Field performance monitoring and modeling of instrumented pavement on I-35 in McClain county - phase I
MetadataShow full item record
Flexible pavements comprise about 93 percent of paved roads in the United States. Although flexible pavements are widely used for reasons such as cost, constructability and consistent performance, they are often subject to severe cracking and rutting. This combined laboratory and field study is conducted to better understand the mechanisms that cause pavement failure under actual traffic loading and environmental conditions. A 1,000-ft. long experimental pavement section was constructed on I-35 in McClain County and instrumented in collaboration with the National Center for Asphalt Technology (NCAT) and the Oklahoma Department of Transportation (ODOT) for field data collection. The test section was designed to fail in a relatively short amount of time under heavy interstate traffic. The field data collection focused on pavement response data (longitudinal and transverse strains at the bottom of the asphalt layer, Falling Weight Deflectometer testing), environmental data (temperature within the pavement), performance data (rut and cracks on the surface of the pavement) and actual traffic data (number of trucks, axles, and axle load). From the field data, fatigue and rut prediction models were developed.
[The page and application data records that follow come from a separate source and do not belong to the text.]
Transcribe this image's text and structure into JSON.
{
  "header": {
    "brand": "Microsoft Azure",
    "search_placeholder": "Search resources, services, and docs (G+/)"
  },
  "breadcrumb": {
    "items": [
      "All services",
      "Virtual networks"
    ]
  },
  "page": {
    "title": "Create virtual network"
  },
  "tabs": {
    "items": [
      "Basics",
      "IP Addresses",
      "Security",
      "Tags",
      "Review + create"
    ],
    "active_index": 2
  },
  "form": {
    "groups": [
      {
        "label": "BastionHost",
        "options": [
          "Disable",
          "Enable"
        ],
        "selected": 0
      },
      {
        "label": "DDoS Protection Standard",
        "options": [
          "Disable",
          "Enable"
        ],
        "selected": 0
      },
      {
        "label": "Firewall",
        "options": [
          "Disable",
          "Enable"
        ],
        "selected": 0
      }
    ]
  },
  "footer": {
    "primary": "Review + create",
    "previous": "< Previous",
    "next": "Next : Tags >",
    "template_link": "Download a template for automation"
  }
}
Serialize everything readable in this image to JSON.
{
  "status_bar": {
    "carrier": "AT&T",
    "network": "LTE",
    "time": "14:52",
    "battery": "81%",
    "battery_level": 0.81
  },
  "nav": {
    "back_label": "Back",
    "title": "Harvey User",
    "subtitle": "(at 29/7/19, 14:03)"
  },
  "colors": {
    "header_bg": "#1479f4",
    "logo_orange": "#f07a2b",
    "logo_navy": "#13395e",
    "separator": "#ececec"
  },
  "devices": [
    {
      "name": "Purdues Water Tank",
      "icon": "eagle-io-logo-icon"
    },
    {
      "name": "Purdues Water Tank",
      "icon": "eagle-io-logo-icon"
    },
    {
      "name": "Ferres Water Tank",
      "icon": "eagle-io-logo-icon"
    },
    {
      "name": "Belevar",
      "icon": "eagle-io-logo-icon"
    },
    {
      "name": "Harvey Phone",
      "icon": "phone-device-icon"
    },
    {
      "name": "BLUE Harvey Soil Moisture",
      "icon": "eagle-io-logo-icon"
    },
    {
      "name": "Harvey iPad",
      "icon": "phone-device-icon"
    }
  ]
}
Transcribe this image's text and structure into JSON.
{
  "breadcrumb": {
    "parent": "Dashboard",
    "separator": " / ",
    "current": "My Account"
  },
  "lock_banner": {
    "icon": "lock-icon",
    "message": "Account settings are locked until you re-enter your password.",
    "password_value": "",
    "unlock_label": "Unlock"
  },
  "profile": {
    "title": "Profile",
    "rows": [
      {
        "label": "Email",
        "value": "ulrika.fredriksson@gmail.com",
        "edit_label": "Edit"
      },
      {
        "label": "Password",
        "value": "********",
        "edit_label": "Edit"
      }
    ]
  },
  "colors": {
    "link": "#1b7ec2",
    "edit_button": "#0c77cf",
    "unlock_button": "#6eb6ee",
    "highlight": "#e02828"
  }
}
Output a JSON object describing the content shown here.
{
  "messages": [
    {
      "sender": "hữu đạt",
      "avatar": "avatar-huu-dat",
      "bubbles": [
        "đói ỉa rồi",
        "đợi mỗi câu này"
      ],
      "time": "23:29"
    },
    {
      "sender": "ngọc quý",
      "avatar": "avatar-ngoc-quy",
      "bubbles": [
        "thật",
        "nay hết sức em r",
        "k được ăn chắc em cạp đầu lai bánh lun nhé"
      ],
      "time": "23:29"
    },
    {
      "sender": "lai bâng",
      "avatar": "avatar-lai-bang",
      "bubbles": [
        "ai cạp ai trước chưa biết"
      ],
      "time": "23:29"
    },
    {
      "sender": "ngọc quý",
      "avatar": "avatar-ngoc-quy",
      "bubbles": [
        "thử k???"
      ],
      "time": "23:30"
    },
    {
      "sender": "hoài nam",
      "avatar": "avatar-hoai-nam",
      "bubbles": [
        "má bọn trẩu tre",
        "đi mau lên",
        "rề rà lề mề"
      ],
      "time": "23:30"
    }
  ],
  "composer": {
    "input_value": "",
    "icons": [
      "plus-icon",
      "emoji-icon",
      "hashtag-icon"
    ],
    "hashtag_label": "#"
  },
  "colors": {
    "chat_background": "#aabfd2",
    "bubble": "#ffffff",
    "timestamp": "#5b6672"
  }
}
A separate statistical rut prediction model was also developed from the laboratory rut tests using the Asphalt Pavement Analyzer (APA). Additionally, from the laboratory four-point fatigue tests data, fatigue cracking susceptibility towards temperature was analyzed.